    To use a different policy, specify a conflict resolver using conflictResolver as shown in Example 12.

    For more complex solutions you can provide a custom conflict resolver - see: Custom Conflict Resolution.

    Example 12. Using conflict resolvers
    • Local Wins

    • Remote Wins

    • Merge

    class LocalWinConflictResolver implements ConflictResolver {
        public Document resolve(Conflict conflict) {
            return conflict.getLocalDocument();
    class RemoteWinConflictResolver implements ConflictResolver {
        public Document resolve(Conflict conflict) {
            return conflict.getRemoteDocument();
    class MergeConflictResolver implements ConflictResolver {
        public Document resolve(Conflict conflict) {
            Map<String, Object> merge = conflict.getLocalDocument().toMap();
            return new MutableDocument(conflict.getDocumentId(), merge);

    Just as a replicator may observe a conflict — when updating a document that has changed both in the local database and in a remote database — any attempt to save a document may also observe a conflict, if a replication has taken place since the local app retrieved the document from the database. To address that possibility, a version of the method also takes a conflict resolver as shown in [merging-document-properties].

    The following code snippet shows an example of merging properties from the existing document (current) into the one being saved (new). In the event of conflicting keys, it will pick the key value from new.

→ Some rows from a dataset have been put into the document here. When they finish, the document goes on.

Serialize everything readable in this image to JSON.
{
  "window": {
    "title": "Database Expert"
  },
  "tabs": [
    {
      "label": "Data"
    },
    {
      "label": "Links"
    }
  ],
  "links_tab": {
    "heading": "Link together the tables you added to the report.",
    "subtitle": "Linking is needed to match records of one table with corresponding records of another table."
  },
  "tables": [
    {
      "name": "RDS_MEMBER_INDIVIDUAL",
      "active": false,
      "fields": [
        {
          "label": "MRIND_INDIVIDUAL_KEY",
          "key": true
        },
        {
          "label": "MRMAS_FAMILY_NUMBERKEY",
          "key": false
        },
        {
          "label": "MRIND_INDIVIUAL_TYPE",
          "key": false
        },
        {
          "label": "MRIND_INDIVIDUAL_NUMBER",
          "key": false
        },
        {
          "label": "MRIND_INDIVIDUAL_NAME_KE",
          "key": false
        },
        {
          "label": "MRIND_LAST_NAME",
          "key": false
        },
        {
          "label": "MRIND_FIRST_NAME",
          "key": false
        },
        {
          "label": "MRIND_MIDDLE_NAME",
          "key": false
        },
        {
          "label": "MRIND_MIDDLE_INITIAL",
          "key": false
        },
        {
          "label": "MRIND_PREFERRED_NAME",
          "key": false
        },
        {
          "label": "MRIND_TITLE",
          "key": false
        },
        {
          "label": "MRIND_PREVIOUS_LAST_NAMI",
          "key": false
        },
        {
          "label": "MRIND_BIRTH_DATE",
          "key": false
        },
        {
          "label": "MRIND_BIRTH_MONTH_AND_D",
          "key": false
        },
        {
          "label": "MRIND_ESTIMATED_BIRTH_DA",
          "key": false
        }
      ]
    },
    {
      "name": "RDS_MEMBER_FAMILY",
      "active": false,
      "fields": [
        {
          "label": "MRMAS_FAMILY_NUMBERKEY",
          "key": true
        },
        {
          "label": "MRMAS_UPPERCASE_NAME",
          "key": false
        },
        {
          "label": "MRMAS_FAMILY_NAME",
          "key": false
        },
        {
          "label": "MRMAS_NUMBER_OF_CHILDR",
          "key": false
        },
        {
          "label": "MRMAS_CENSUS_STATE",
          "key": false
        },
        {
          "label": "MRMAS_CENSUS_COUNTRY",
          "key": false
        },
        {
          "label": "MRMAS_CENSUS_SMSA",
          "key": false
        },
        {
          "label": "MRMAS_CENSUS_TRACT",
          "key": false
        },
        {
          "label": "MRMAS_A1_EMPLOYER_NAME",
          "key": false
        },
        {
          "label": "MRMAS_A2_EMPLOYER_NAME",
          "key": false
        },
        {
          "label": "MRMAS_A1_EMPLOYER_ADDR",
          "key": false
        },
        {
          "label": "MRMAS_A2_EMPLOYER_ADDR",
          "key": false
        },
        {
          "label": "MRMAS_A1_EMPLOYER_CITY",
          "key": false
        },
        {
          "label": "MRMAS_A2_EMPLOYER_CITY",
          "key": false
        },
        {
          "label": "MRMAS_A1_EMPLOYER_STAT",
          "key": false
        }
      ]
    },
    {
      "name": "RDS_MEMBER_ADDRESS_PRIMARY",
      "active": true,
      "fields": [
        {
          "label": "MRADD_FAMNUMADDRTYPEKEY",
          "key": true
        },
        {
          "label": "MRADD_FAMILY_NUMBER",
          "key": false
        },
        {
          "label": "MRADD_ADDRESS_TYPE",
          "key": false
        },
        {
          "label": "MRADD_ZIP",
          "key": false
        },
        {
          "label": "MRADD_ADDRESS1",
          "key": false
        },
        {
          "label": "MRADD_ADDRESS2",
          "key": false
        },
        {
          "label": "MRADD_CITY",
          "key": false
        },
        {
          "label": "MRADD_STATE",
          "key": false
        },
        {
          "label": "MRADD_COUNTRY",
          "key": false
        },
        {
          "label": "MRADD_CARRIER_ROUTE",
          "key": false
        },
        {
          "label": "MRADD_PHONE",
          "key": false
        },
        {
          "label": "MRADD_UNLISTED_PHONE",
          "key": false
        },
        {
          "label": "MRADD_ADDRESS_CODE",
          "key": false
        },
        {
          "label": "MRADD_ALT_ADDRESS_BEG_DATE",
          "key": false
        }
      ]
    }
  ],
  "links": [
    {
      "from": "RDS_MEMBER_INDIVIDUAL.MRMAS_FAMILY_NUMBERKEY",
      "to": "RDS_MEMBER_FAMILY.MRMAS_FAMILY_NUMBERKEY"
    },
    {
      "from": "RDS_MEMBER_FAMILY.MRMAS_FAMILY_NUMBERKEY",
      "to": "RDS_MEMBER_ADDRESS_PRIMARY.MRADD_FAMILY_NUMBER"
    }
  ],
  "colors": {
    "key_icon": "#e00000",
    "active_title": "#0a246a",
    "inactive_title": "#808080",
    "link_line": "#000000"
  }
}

    Example 13. Merging document properties
    Document doc = database.getDocument("xyz");
    if (doc == null) { return; }
    MutableDocument mutableDocument = doc.toMutable();
    mutableDocument.setString("name", "apples");
        (newDoc, curDoc) -> {
            if (curDoc == null) { return false; }
            Map<String, Object> dataMap = curDoc.toMap();
            return true;

    For more on replicator conflict resolution see: Handling Data Conflicts.

    Delta Sync

    If delta sync is enabled on the listener, then replication will use delta sync.